Your instructions
Pull each line containing "avatar" out of the listing below.
** Opening Extracted records block **
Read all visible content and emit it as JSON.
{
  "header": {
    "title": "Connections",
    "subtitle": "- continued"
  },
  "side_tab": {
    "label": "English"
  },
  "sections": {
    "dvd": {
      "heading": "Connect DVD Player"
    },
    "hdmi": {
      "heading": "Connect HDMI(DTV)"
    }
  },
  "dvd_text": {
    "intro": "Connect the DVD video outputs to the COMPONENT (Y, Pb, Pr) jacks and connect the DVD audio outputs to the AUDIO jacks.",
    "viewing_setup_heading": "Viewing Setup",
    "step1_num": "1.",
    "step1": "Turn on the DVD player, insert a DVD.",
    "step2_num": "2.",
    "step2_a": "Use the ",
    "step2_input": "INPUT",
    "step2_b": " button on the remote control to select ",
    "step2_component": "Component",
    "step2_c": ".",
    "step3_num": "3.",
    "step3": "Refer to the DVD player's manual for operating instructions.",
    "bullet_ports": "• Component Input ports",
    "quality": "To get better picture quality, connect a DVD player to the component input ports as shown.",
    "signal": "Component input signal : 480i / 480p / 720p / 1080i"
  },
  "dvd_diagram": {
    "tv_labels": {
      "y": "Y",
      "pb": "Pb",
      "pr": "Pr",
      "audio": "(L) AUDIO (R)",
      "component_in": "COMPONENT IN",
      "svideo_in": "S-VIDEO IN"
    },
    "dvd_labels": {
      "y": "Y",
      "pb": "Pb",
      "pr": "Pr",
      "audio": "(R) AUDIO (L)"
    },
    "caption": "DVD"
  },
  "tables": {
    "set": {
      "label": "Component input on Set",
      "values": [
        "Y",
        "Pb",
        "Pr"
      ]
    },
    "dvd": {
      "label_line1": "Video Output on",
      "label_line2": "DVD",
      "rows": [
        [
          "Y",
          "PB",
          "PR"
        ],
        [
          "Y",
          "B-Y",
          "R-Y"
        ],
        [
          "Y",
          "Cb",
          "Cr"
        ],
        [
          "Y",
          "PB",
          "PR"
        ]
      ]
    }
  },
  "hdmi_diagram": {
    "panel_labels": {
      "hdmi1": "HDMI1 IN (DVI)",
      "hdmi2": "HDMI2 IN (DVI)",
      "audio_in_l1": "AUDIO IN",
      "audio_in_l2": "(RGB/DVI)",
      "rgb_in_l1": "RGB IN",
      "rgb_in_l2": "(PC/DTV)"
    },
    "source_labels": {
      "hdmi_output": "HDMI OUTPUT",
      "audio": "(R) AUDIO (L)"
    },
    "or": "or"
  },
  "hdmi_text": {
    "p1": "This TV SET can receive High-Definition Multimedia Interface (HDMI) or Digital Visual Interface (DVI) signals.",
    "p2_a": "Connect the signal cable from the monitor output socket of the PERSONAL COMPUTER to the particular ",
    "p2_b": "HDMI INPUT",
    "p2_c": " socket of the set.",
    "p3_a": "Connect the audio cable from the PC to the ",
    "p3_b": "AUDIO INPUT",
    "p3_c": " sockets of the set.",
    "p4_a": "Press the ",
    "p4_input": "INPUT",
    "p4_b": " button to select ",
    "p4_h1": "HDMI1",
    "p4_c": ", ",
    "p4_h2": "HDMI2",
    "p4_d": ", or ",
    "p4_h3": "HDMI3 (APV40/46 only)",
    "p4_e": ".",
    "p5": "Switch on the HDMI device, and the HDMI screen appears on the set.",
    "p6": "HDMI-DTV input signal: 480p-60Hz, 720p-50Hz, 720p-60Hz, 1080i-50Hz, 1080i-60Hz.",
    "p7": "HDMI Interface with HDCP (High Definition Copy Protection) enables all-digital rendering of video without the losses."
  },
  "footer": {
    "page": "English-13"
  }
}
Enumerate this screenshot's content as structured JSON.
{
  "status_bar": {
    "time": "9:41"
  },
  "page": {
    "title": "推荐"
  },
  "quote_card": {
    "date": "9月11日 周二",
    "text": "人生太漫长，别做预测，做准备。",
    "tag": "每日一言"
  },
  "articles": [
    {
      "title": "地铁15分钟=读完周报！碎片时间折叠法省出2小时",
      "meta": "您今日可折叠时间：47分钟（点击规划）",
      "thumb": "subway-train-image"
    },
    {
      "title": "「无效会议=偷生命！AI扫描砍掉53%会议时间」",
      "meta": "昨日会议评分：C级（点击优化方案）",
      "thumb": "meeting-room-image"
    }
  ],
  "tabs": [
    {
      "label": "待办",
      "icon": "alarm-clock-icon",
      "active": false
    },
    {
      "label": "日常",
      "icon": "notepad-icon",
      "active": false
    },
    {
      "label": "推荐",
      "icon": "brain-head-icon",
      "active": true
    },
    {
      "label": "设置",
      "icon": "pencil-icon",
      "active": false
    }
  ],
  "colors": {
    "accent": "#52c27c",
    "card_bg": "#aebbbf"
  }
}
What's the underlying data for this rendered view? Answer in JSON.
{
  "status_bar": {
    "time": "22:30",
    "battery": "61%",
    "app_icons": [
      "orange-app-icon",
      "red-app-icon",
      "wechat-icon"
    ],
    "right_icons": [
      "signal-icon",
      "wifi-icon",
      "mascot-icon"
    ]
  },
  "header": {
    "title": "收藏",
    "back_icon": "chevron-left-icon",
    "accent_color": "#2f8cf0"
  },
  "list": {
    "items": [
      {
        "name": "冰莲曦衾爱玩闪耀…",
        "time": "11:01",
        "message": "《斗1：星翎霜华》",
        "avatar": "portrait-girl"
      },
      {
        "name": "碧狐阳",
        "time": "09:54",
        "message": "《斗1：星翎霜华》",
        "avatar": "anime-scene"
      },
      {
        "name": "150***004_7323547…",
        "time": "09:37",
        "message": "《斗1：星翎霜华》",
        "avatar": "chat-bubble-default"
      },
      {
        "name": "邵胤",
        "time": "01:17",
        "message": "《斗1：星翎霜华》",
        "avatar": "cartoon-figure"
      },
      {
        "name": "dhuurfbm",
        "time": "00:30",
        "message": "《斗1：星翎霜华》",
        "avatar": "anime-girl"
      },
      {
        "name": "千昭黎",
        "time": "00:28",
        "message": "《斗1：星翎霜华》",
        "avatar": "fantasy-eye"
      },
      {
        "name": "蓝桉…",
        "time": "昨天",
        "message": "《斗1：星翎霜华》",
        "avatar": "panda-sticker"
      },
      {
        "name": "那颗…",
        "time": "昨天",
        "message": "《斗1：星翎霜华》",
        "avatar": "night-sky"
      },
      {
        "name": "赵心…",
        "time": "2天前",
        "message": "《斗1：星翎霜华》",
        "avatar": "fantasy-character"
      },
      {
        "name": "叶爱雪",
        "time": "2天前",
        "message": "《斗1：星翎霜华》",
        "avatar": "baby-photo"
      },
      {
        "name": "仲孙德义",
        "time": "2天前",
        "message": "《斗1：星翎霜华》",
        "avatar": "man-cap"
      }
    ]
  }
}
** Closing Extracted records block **
Written solution
        "avatar": "portrait-girl"
        "avatar": "anime-scene"
        "avatar": "chat-bubble-default"
        "avatar": "cartoon-figure"
        "avatar": "anime-girl"
        "avatar": "fantasy-eye"
        "avatar": "panda-sticker"
        "avatar": "night-sky"
        "avatar": "fantasy-character"
        "avatar": "baby-photo"
        "avatar": "man-cap"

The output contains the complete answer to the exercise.